Maryland Terrace [†] is a neighborhood in University City (with seven houses in neighboring Clayton) composed of three separate subdivisions: Montclair (October 1910), Maryland Terrace (January 1911 ), and Maryland Terrace Amended Subdivision No. 2 (December 1911). They were developed as a unit by real estate promoter Everett Davis, who intended them to be "the SHOW PLACE of St. Louis," or, in the words of journalist William Marion Reedy, "the most perfect residence suburb in the world."
St. Louis, which had a long tradition of planned neighborhoods exemplified by the private places of Julius Pitzman, beginning with the 1866 Benton Place in the Lafayette Square National Register district and including such other National Register districts as West Cabanne Place, Fullerton's Westminster Place, and Portland and Westmoreland Places. The two long straight streets of Maryland Terrace — Westmoreland Drive and Maryland Avenue — may appear conventional on paper, but their unusually broad widths and deep setbacks, particularly on Westmoreland, create a spacious ambiance that is distinct from any of the contemporary upper middle‑class neighborhoods in the St. Louis region.

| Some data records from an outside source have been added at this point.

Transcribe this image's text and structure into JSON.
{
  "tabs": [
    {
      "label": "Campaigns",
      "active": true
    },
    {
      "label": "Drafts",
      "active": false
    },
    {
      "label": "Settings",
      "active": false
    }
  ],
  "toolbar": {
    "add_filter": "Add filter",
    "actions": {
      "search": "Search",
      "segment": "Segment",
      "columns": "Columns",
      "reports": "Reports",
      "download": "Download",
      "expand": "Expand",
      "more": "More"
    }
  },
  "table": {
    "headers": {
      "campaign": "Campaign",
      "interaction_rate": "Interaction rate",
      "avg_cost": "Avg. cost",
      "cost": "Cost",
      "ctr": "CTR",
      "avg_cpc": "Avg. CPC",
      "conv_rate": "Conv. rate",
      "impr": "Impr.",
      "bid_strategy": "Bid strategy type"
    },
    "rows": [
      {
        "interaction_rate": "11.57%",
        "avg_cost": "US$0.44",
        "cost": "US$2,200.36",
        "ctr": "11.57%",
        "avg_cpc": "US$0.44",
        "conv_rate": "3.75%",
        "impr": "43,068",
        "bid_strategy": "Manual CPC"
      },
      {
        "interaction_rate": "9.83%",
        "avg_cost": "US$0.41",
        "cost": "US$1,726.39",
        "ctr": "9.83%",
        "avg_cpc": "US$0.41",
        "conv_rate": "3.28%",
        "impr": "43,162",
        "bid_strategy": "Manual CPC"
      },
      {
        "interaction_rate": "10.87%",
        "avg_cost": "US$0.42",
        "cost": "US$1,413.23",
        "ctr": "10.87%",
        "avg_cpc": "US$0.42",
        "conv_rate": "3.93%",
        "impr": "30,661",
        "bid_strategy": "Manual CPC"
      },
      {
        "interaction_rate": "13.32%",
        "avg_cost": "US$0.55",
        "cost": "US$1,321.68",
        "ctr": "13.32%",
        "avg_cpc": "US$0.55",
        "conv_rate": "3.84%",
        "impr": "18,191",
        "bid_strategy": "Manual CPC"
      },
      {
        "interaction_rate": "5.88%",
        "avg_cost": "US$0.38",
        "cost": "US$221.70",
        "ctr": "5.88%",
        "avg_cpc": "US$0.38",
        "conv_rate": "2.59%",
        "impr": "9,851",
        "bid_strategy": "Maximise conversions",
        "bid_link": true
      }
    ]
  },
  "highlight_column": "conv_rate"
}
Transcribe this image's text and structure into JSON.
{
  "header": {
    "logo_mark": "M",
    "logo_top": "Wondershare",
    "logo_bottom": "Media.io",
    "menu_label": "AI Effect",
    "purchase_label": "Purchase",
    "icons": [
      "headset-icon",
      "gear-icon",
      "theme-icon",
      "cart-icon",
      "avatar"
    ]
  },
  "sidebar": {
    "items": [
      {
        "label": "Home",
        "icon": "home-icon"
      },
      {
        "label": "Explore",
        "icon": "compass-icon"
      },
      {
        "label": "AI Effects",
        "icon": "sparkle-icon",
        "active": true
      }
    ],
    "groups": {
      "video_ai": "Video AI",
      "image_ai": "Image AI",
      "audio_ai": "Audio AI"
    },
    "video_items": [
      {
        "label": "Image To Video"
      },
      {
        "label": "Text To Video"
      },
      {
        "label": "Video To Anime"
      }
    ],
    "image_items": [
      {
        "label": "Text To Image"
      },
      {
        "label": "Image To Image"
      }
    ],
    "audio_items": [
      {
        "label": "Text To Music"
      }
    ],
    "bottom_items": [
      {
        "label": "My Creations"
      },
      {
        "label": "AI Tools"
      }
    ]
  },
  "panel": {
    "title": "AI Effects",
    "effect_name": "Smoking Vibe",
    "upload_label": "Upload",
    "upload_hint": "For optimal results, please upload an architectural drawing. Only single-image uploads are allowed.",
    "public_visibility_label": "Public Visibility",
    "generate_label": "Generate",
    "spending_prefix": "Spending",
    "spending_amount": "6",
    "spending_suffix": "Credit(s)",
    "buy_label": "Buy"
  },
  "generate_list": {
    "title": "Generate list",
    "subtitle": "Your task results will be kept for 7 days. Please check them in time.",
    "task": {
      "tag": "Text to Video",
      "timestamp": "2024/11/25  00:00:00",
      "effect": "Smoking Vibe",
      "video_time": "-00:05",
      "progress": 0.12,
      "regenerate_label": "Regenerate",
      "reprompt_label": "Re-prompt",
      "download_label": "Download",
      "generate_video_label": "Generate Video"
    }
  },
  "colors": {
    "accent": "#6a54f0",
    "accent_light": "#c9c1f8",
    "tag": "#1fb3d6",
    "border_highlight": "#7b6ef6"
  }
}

Comparing Maryland Terrace with its contemporaries already listed in the National Register, one may say that while it never achieved the social status of nearby Brentmoor Park and Forest Ridge in Clayton, it arguably surpassed Parkview and University Heights Number One in University City. It attracted a high level and great variety of architecture, including fine examples of most of the popular styles of the era, especially Colonial Revival and Tudor Revival, with some distinguished Craftsman examples and an unusually high number of Italian Renaissance and other stuccoed houses, giving the neighborhood a distinctive appearance. The leading architects of St. Louis are represented by work comparable to that seen in other National Register districts, including such locally respected names as Marcel Boulicault, Angelo Corrubia, Gale Henderson, Maritz & Young, Nolte & Nauman, Study & Farrar, Trueblood & Graf, and an architect later to achieve international fame as a city planner, Henry Wright. The first house was built in 1913, and the development was more than eighty percent complete by the end of the 1920s, with another twenty contributing houses built to 1940. Since then, the neighborhood has maintained a high degree ofphysical integrity, with only twelve additions (out of 206), one loss, and very little significant alteration. In total, there are 289 contributing buildings and 13 non‑contributing buildings in the district. Maryland Terrace embodies the distinctive characteristics of the architecture of its era.
This district is bounded east by Big Bend Boulevard, west by Jackson Avenue, north by Millbrook Boulevard and the southern boundary of University Hills Plat 2, and south by the south or rear line of lots whose front line forms the south side of Maryland Avenue.
† Paul Marsh, University City Historic Preservation Commission, Maryland Terrace Historic District, 1997, National Park Service, National Register of Historic Places, Washington, D.C., accessed June, 2021
Maryland Avenue • Westmoreland Avenue